T-minus two weeks and counting. Time to get serious about the sketching kit I will take along. Seriously playful, that is.
For the fun of it, I decided to have a try at practicing the style of watercolor I did years ago, no ink, no drawing, just painting. For inspiration I looked through an issue of “the artist “(subtitled “the practical magazine for artists by artists since 1931”).
It is a UK publication (click here for subscription info) and I love everything I read in it. Even the articles about using oil paint, pastels, or other media have nuggets of wisdom on every page. I’m currently reading an issue from Summer 2016 and studying an article written by John Somerscales. This shot is of the article and the preliminary stage of my little painting- hopefully it will get better without getting overworked.
Palette Quandary Resolved!
As I worked along, I realized I had finally solved the problem I’d had with the metal 18-color palette shown here. I love this little palette, but in the past I never felt like I had quite enough room to mix and test out the colors I was creating, or to mix a pool of color for a large wash like a sky.

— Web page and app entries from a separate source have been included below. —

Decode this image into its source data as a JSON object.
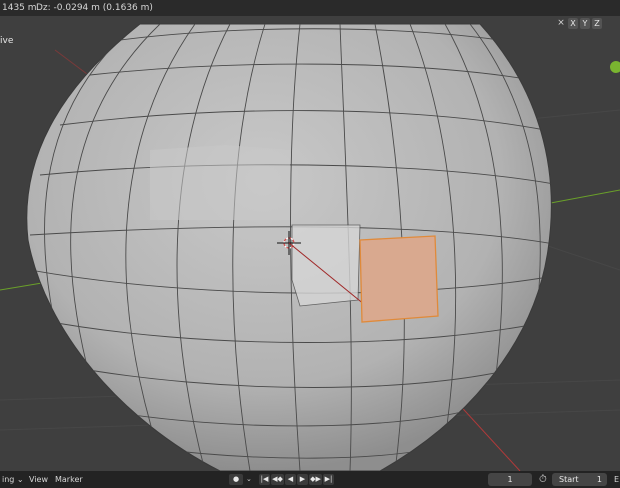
{
  "header": {
    "dx_text": "1435 m",
    "dz_text": "Dz: -0.0294 m (0.1636 m)"
  },
  "viewport": {
    "mode_label": "ive",
    "axis_buttons": [
      "X",
      "Y",
      "Z"
    ],
    "axis_icon": "mirror-axis-icon",
    "colors": {
      "mesh_face": "#b9b9b9",
      "mesh_edge": "#4a4a4a",
      "selected_face": "#d9a98f",
      "selected_edge": "#e08a3a",
      "x_axis": "#b03a3a",
      "y_axis": "#6aa02a",
      "background": "#3f3f3f"
    }
  },
  "timeline": {
    "menu_left": "ing",
    "view_label": "View",
    "marker_label": "Marker",
    "record_symbol": "●",
    "playback_symbols": [
      "|◀",
      "◀◆",
      "◀",
      "▶",
      "◆▶",
      "▶|"
    ],
    "current_frame": "1",
    "start_label": "Start",
    "start_value": "1",
    "end_label": "E"
  }
}
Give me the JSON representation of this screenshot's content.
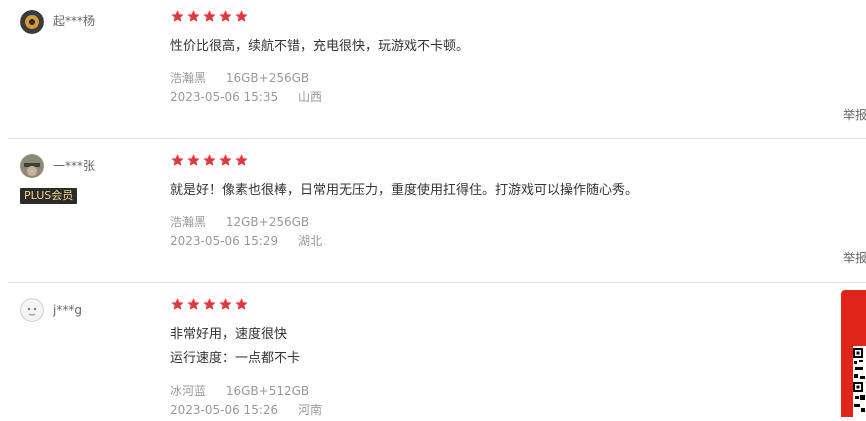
{
  "reviews": [
    {
      "username": "起***杨",
      "badge": "",
      "rating": 5,
      "content_lines": [
        "性价比很高，续航不错，充电很快，玩游戏不卡顿。"
      ],
      "color": "浩瀚黑",
      "spec": "16GB+256GB",
      "date": "2023-05-06 15:35",
      "location": "山西",
      "report_label": "举报"
    },
    {
      "username": "一***张",
      "badge": "PLUS会员",
      "rating": 5,
      "content_lines": [
        "就是好！像素也很棒，日常用无压力，重度使用扛得住。打游戏可以操作随心秀。"
      ],
      "color": "浩瀚黑",
      "spec": "12GB+256GB",
      "date": "2023-05-06 15:29",
      "location": "湖北",
      "report_label": "举报"
    },
    {
      "username": "j***g",
      "badge": "",
      "rating": 5,
      "content_lines": [
        "非常好用，速度很快",
        "运行速度：一点都不卡"
      ],
      "color": "冰河蓝",
      "spec": "16GB+512GB",
      "date": "2023-05-06 15:26",
      "location": "河南",
      "report_label": ""
    }
  ],
  "colors": {
    "star": "#e4393c",
    "side_panel": "#e1251b",
    "badge_bg": "#2b2b2b",
    "badge_text": "#f3d48a"
  }
}
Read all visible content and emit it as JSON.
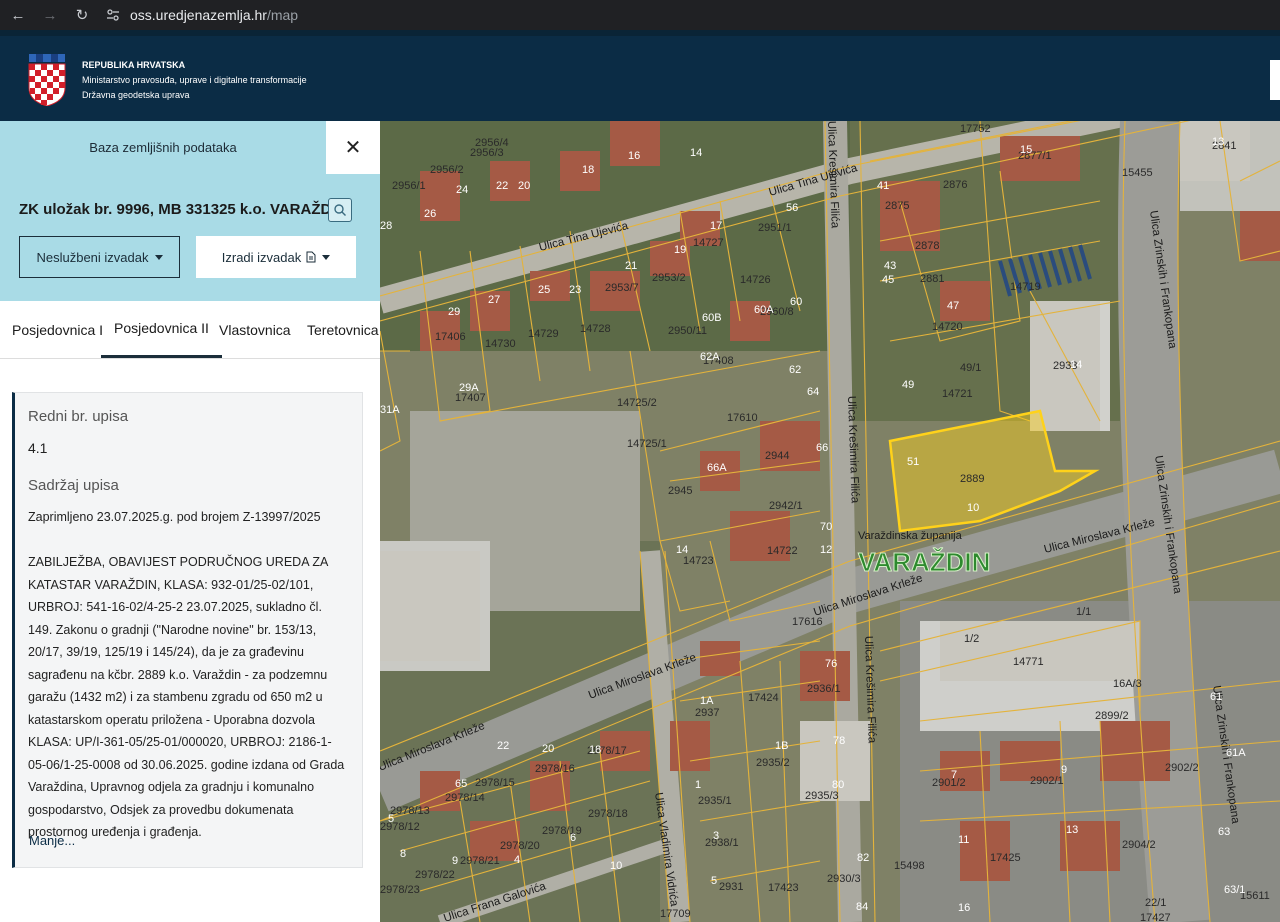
{
  "browser": {
    "back_icon": "←",
    "forward_icon": "→",
    "reload_icon": "↻",
    "url_host": "oss.uredjenazemlja.hr",
    "url_path": "/map"
  },
  "header": {
    "line1": "REPUBLIKA HRVATSKA",
    "line2": "Ministarstvo pravosuđa, uprave i digitalne transformacije",
    "line3": "Državna geodetska uprava"
  },
  "panel": {
    "title": "Baza zemljišnih podataka",
    "close_icon": "✕",
    "zk_title": "ZK uložak br. 9996, MB 331325 k.o. VARAŽDIN",
    "btn_nesluzbeni": "Neslužbeni izvadak",
    "btn_izradi": "Izradi izvadak",
    "tabs": [
      "Posjedovnica I",
      "Posjedovnica II",
      "Vlastovnica",
      "Teretovnica"
    ],
    "active_tab": 1,
    "entry": {
      "redni_label": "Redni br. upisa",
      "redni_value": "4.1",
      "sadrzaj_label": "Sadržaj upisa",
      "zaprimljeno": "Zaprimljeno 23.07.2025.g. pod brojem Z-13997/2025",
      "text": "ZABILJEŽBA, OBAVIJEST PODRUČNOG UREDA ZA KATASTAR VARAŽDIN, KLASA: 932-01/25-02/101, URBROJ: 541-16-02/4-25-2 23.07.2025, sukladno čl. 149. Zakonu o gradnji (\"Narodne novine\" br. 153/13, 20/17, 39/19, 125/19 i 145/24), da je za građevinu sagrađenu na kčbr. 2889 k.o. Varaždin - za podzemnu garažu (1432 m2) i za stambenu zgradu od 650 m2 u katastarskom operatu priložena - Uporabna dozvola KLASA: UP/I-361-05/25-01/000020, URBROJ: 2186-1-05-06/1-25-0008 od 30.06.2025. godine izdana od Grada Varaždina, Upravnog odjela za gradnju i komunalno gospodarstvo, Odsjek za provedbu dokumenata prostornog uređenja i građenja.",
      "less_link": "Manje..."
    }
  },
  "map": {
    "city_label": "VARAŽDIN",
    "county_label": "Varaždinska županija",
    "highlight_color": "#ffd21a",
    "streets": [
      "Ulica Tina Ujevića",
      "Ulica Tina Ujevića",
      "Ulica Krešimira Filića",
      "Ulica Krešimira Filića",
      "Ulica Krešimira Filića",
      "Ulica Miroslava Krleže",
      "Ulica Miroslava Krleže",
      "Ulica Miroslava Krleže",
      "Ulica Miroslava Krleže",
      "Ulica Zrinskih i Frankopana",
      "Ulica Zrinskih i Frankopana",
      "Ulica Zrinskih i Frankopana",
      "Ulica Vladimira Vidrića",
      "Ulica Frana Galovića"
    ],
    "plots": [
      "2956/4",
      "2956/3",
      "2956/2",
      "2956/1",
      "17752",
      "2877/1",
      "15455",
      "2876",
      "2875",
      "2878",
      "2881",
      "14719",
      "14720",
      "14721",
      "49/1",
      "2951/1",
      "14727",
      "2953/2",
      "2953/7",
      "14726",
      "14728",
      "14729",
      "14730",
      "17406",
      "17407",
      "2950/11",
      "2960/8",
      "14725/2",
      "14725/1",
      "17610",
      "2944",
      "2945",
      "2942/1",
      "14722",
      "14723",
      "2889",
      "17616",
      "14771",
      "1/1",
      "1/2",
      "2936/1",
      "17424",
      "2937",
      "2935/2",
      "2935/1",
      "2935/3",
      "2938/1",
      "2931",
      "17423",
      "2930/3",
      "15498",
      "2901/2",
      "2902/1",
      "17425",
      "2904/2",
      "2899/2",
      "2902/2",
      "16A/3",
      "22/1",
      "15611",
      "2978/16",
      "2978/15",
      "2978/14",
      "2978/13",
      "2978/18",
      "2978/19",
      "2978/20",
      "2978/21",
      "2978/22",
      "2978/23",
      "2978/12",
      "2978/17",
      "17408",
      "17709",
      "17427",
      "2841",
      "2933"
    ],
    "housenumbers": [
      "14",
      "16",
      "18",
      "20",
      "22",
      "24",
      "26",
      "28",
      "41",
      "43",
      "45",
      "15",
      "13",
      "56",
      "17",
      "19",
      "21",
      "23",
      "25",
      "27",
      "29",
      "29A",
      "31A",
      "60B",
      "60A",
      "60",
      "62A",
      "62",
      "64",
      "66",
      "66A",
      "70",
      "12",
      "14",
      "47",
      "49",
      "51",
      "10",
      "14",
      "76",
      "78",
      "80",
      "82",
      "84",
      "1A",
      "1B",
      "1",
      "3",
      "5",
      "7",
      "9",
      "11",
      "13",
      "61",
      "61A",
      "63",
      "63/1",
      "16",
      "18",
      "20",
      "22",
      "65",
      "5",
      "8",
      "9",
      "4",
      "6",
      "10"
    ]
  }
}
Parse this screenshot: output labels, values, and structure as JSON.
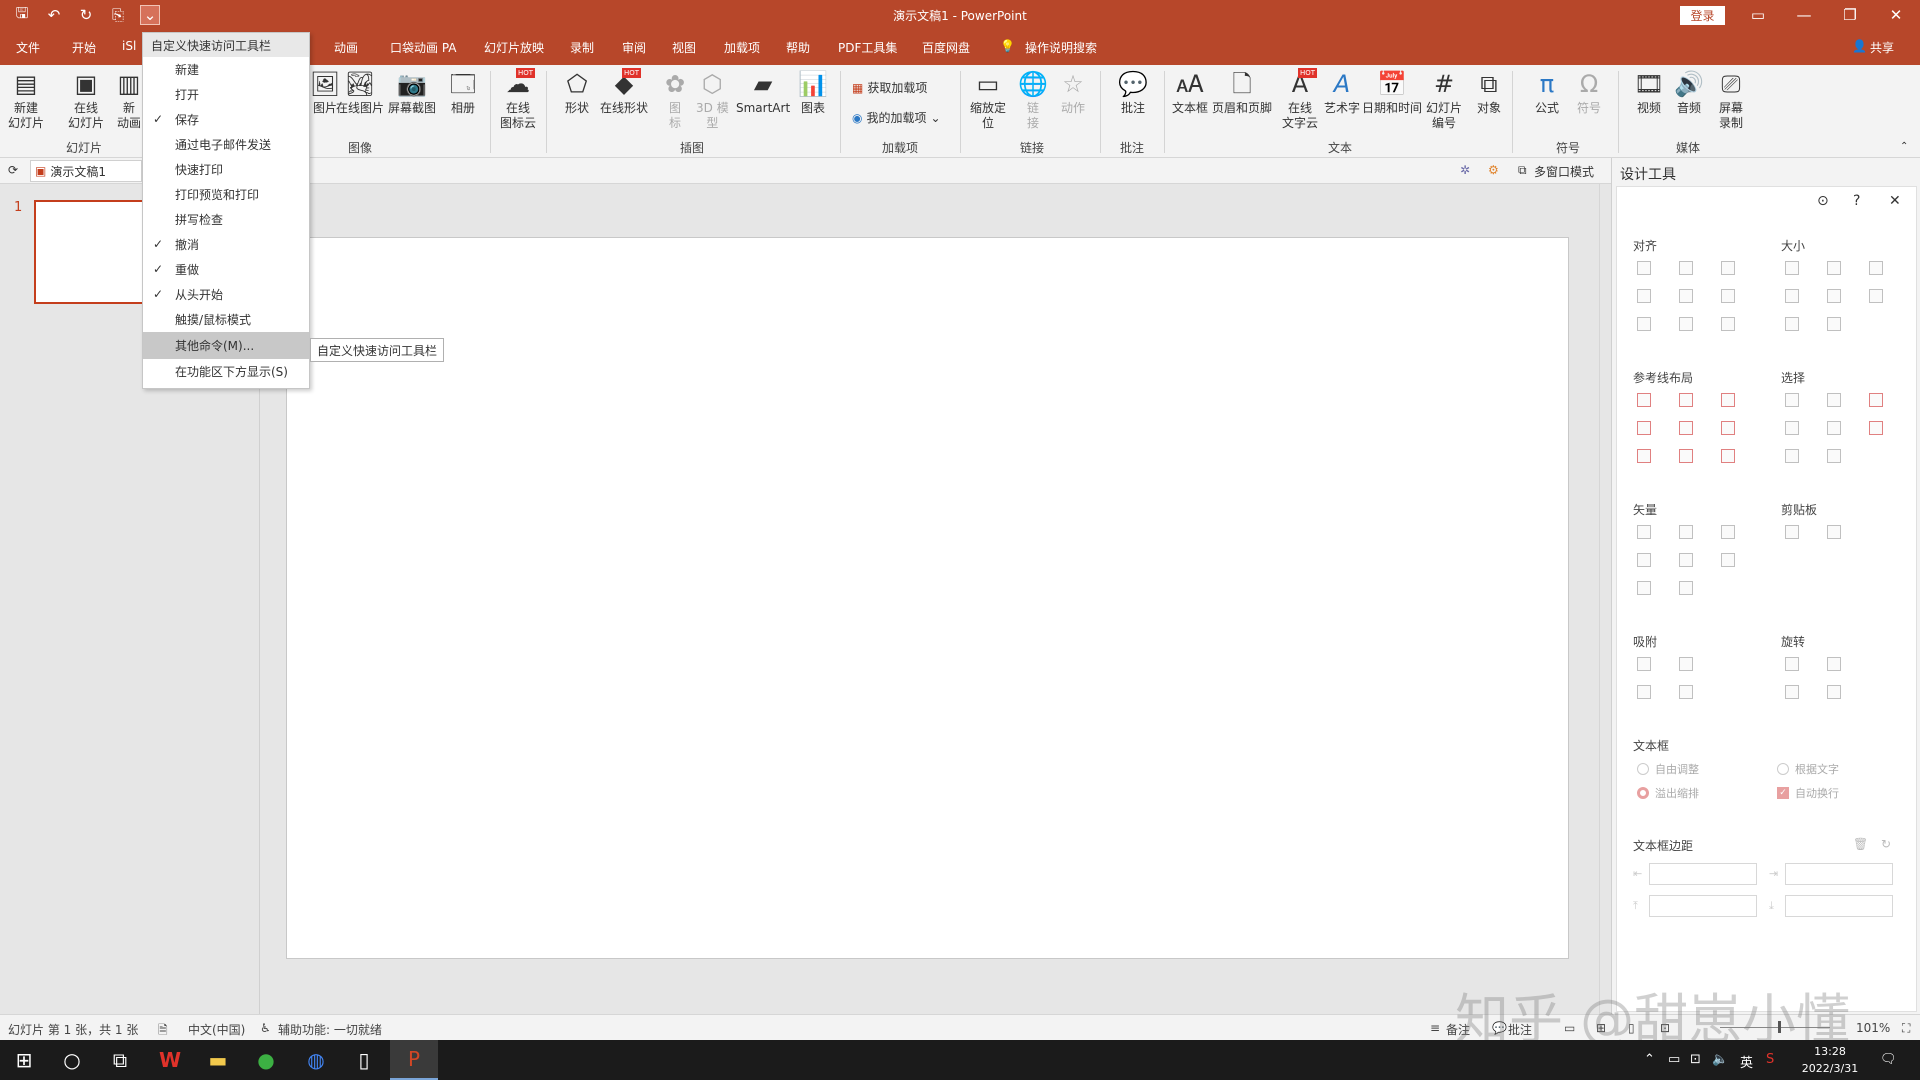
{
  "titlebar": {
    "title": "演示文稿1 - PowerPoint",
    "login": "登录",
    "quick_icons": [
      "save-icon",
      "undo-icon",
      "redo-icon",
      "presenter-icon",
      "customize-qat-icon"
    ]
  },
  "tabs": [
    "文件",
    "开始",
    "iSl",
    "动画",
    "口袋动画 PA",
    "幻灯片放映",
    "录制",
    "审阅",
    "视图",
    "加载项",
    "帮助",
    "PDF工具集",
    "百度网盘",
    "操作说明搜索",
    "共享"
  ],
  "ribbon": {
    "slides": {
      "new_slide": "新建\n幻灯片",
      "online_slide": "在线\n幻灯片",
      "new_anim": "新\n动画",
      "group": "幻灯片"
    },
    "image": {
      "picture": "图片",
      "online_picture": "在线图片",
      "screenshot": "屏幕截图",
      "album": "相册",
      "group": "图像"
    },
    "cloud": {
      "online_icon": "在线\n图标云"
    },
    "illustrations": {
      "shapes": "形状",
      "online_shapes": "在线形状",
      "icons": "图\n标",
      "model3d": "3D 模\n型",
      "smartart": "SmartArt",
      "chart": "图表",
      "group": "插图"
    },
    "addins": {
      "get": "获取加载项",
      "mine": "我的加载项",
      "group": "加载项"
    },
    "links": {
      "zoom": "缩放定\n位",
      "link": "链\n接",
      "action": "动作",
      "group": "链接"
    },
    "comments": {
      "comment": "批注",
      "group": "批注"
    },
    "text": {
      "textbox": "文本框",
      "header_footer": "页眉和页脚",
      "online_text": "在线\n文字云",
      "wordart": "艺术字",
      "datetime": "日期和时间",
      "slide_number": "幻灯片\n编号",
      "object": "对象",
      "group": "文本"
    },
    "symbols": {
      "equation": "公式",
      "symbol": "符号",
      "group": "符号"
    },
    "media": {
      "video": "视频",
      "audio": "音频",
      "record": "屏幕\n录制",
      "group": "媒体"
    },
    "hot": "HOT"
  },
  "subbar": {
    "doc_tab": "演示文稿1",
    "multiwindow": "多窗口模式"
  },
  "qat_menu": {
    "header": "自定义快速访问工具栏",
    "items": [
      {
        "label": "新建",
        "checked": false
      },
      {
        "label": "打开",
        "checked": false
      },
      {
        "label": "保存",
        "checked": true
      },
      {
        "label": "通过电子邮件发送",
        "checked": false
      },
      {
        "label": "快速打印",
        "checked": false
      },
      {
        "label": "打印预览和打印",
        "checked": false
      },
      {
        "label": "拼写检查",
        "checked": false
      },
      {
        "label": "撤消",
        "checked": true
      },
      {
        "label": "重做",
        "checked": true
      },
      {
        "label": "从头开始",
        "checked": true
      },
      {
        "label": "触摸/鼠标模式",
        "checked": false
      },
      {
        "label": "其他命令(M)...",
        "checked": false,
        "highlighted": true
      },
      {
        "label": "在功能区下方显示(S)",
        "checked": false
      }
    ],
    "tooltip": "自定义快速访问工具栏",
    "check_mark": "✓"
  },
  "thumbnails": {
    "slide_number": "1"
  },
  "design_panel": {
    "title": "设计工具",
    "sections": {
      "align": "对齐",
      "size": "大小",
      "guides": "参考线布局",
      "select": "选择",
      "vector": "矢量",
      "clipboard": "剪贴板",
      "snap": "吸附",
      "rotate": "旋转",
      "textbox": "文本框",
      "textbox_margin": "文本框边距"
    },
    "textbox_options": {
      "free_adjust": "自由调整",
      "fit_text": "根据文字",
      "overflow_shrink": "溢出缩排",
      "auto_wrap": "自动换行"
    }
  },
  "statusbar": {
    "slide_info": "幻灯片 第 1 张，共 1 张",
    "language": "中文(中国)",
    "accessibility": "辅助功能: 一切就绪",
    "notes": "备注",
    "comments": "批注",
    "zoom": "101%"
  },
  "watermark": "知乎 @甜崽小懂",
  "taskbar": {
    "ime": "英",
    "time": "13:28",
    "date": "2022/3/31"
  },
  "colors": {
    "accent": "#b7472a",
    "slide_border": "#c43e1c"
  }
}
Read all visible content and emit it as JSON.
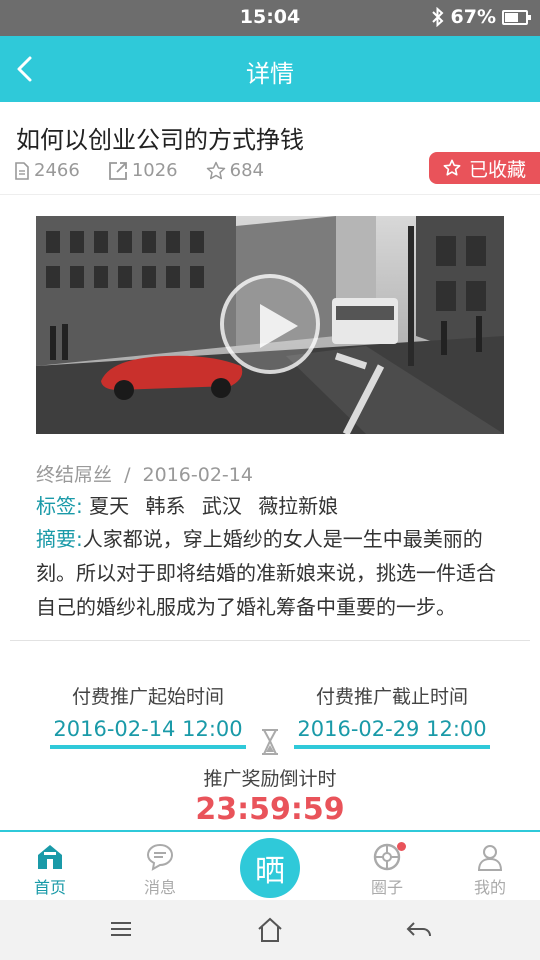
{
  "status_bar": {
    "time": "15:04",
    "battery_percent": "67%",
    "battery_level": 0.67
  },
  "header": {
    "title": "详情"
  },
  "article": {
    "title": "如何以创业公司的方式挣钱",
    "views": "2466",
    "shares": "1026",
    "favorites": "684",
    "favorited_label": "已收藏"
  },
  "info": {
    "author": "终结屌丝",
    "separator": "/",
    "date": "2016-02-14",
    "tags_label": "标签:",
    "tags": [
      "夏天",
      "韩系",
      "武汉",
      "薇拉新娘"
    ],
    "summary_label": "摘要:",
    "summary_text": "人家都说，穿上婚纱的女人是一生中最美丽的刻。所以对于即将结婚的准新娘来说，挑选一件适合自己的婚纱礼服成为了婚礼筹备中重要的一步。"
  },
  "promotion": {
    "start_label": "付费推广起始时间",
    "start_value": "2016-02-14  12:00",
    "end_label": "付费推广截止时间",
    "end_value": "2016-02-29  12:00",
    "countdown_label": "推广奖励倒计时",
    "countdown_value": "23:59:59"
  },
  "bottom_nav": {
    "home": "首页",
    "messages": "消息",
    "center": "晒",
    "circle": "圈子",
    "mine": "我的"
  },
  "colors": {
    "accent": "#2fc9d9",
    "teal_text": "#1a9aa8",
    "red": "#e9535a"
  }
}
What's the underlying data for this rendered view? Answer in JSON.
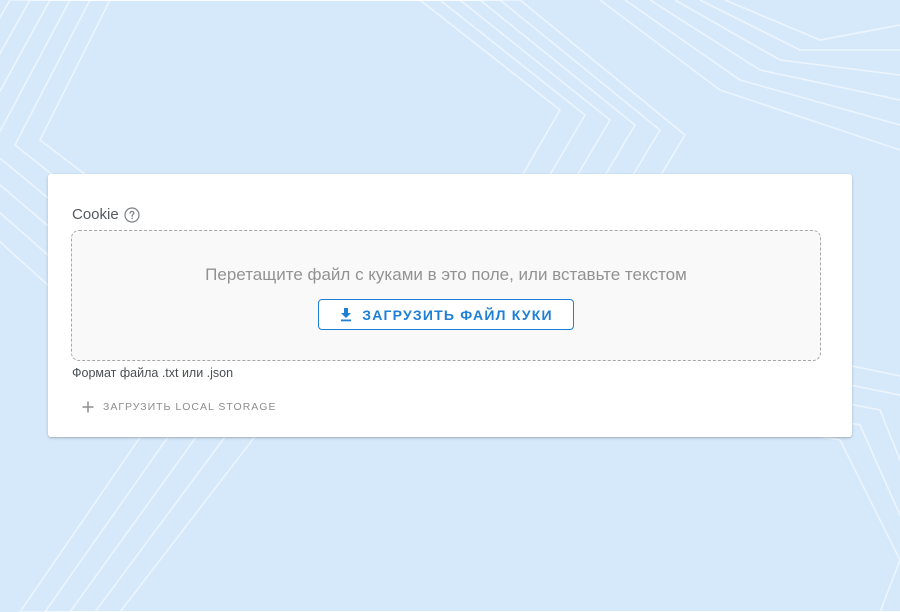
{
  "cookie_field": {
    "label": "Cookie",
    "help_icon": "question-circle-icon"
  },
  "dropzone": {
    "prompt": "Перетащите файл с куками в это поле, или вставьте текстом",
    "upload_button_label": "ЗАГРУЗИТЬ ФАЙЛ КУКИ",
    "upload_icon": "download-icon"
  },
  "hint": "Формат файла .txt или .json",
  "local_storage": {
    "label": "ЗАГРУЗИТЬ LOCAL STORAGE",
    "icon": "plus-icon"
  },
  "colors": {
    "background": "#d6e9fb",
    "accent": "#1e7fd6",
    "card": "#ffffff",
    "dropzone_bg": "#f9f9f9"
  }
}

I didn’t want to have to carry a bigger palette either. Voila! A cheap add-on of a small plastic mixing tray (shown above) and problem solved. Rubber-banded together it travels easily in my little kit.
Can Choosing The Paper Size Be As Simple?
My writing journal for the trip is 6″ x 8″, and already contains notes about the itinerary, points of interest, and historical tidbits. I will use it daily on the trip as well, filling it with stories, doodles, and gluing in a ticket or token here and there. The paper is heavy enough for writing, dry sketching, and adding a tiny bit of watercolor, but only if I am very careful to not flood the paper enough to make it buckle or weep through to the next page. Because of that one drawback, I wanted to carry watercolor paper as well, but I didn’t want to have an entire second sketchbook going either. What to do?
I have kept a journal/datebook from as far back as I can recall, and recently I have begun recycling the covers. At the end of each year as a ritual I suppose, I reread my journal, ripping out and saving the pages that contain memorable passages or insights, then I usually throw out the rest of the journal. But this book was different. From 2007, I just loved the cover too much, and the elastic closure. So I ripped out the guts, thinking, “This will come in handy for something someday.” Someday was 11 years later.
Inside this small 5″x 7″ folder, I now have individual loose sheets of various brands of watercolor paper: Arches 140#, handmade Indian paper, and Strathmore postcards.
All I have to do is pull out the paper I feel like using each day, close up the elastic so the rest of the sheets are secure, and use white putty/Blu-Tack on the back to hold the piece of watercolor paper in place. Works like a charm! And it also rubber-bands perfectly to the slightly larger writing journal I have started.
So this is where I ended up. A bit overworked, but that’s okay. It felt so good to be able to enjoy every minute, no fighting with my tools at all.
So, are you running for your sketchbook yet? Onward!